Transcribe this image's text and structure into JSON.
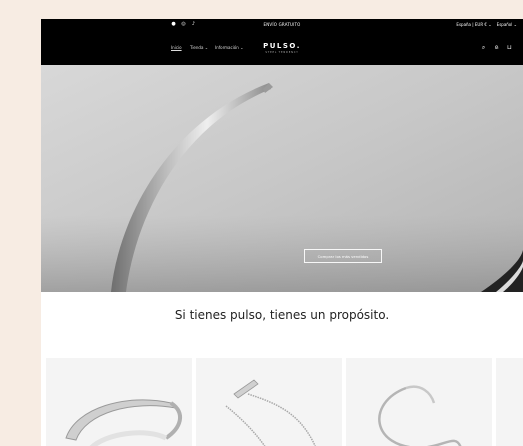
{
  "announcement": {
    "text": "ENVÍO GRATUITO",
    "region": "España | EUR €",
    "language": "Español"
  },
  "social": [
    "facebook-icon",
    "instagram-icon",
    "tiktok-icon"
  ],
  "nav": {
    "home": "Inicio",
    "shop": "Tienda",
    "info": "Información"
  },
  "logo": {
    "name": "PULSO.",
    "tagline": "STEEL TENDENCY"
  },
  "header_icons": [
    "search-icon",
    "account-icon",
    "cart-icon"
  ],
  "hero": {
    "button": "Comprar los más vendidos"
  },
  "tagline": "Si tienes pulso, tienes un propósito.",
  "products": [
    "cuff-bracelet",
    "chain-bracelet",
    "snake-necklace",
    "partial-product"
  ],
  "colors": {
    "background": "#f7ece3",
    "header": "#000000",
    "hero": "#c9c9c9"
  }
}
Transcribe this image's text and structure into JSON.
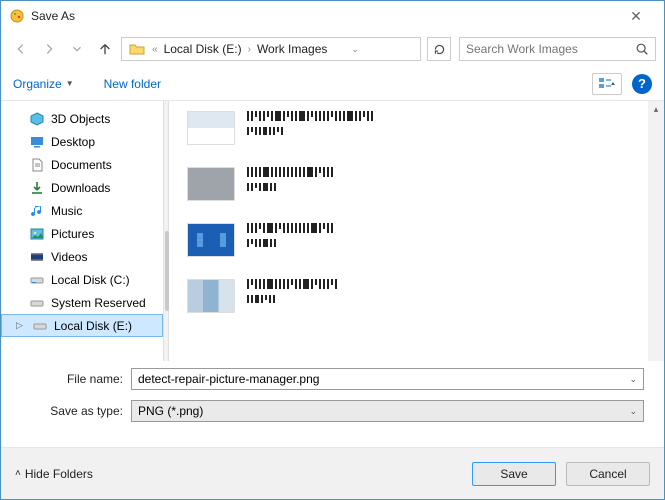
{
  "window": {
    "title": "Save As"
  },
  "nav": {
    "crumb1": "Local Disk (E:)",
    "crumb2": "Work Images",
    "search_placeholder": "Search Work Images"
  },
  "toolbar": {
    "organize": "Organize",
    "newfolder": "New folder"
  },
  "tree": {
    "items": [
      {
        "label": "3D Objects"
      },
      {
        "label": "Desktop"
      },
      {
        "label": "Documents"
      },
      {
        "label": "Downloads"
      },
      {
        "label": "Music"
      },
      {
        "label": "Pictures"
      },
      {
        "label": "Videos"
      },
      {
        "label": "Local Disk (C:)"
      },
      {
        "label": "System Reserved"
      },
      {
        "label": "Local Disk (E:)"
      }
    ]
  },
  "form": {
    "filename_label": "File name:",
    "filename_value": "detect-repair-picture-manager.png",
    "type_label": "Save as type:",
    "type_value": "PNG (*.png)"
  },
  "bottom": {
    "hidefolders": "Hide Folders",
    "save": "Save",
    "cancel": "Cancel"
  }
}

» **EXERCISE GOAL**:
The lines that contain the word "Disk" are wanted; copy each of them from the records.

» **SOLUTION**:
    "crumb1": "Local Disk (E:)",
        "label": "Local Disk (C:)"
        "label": "Local Disk (E:)"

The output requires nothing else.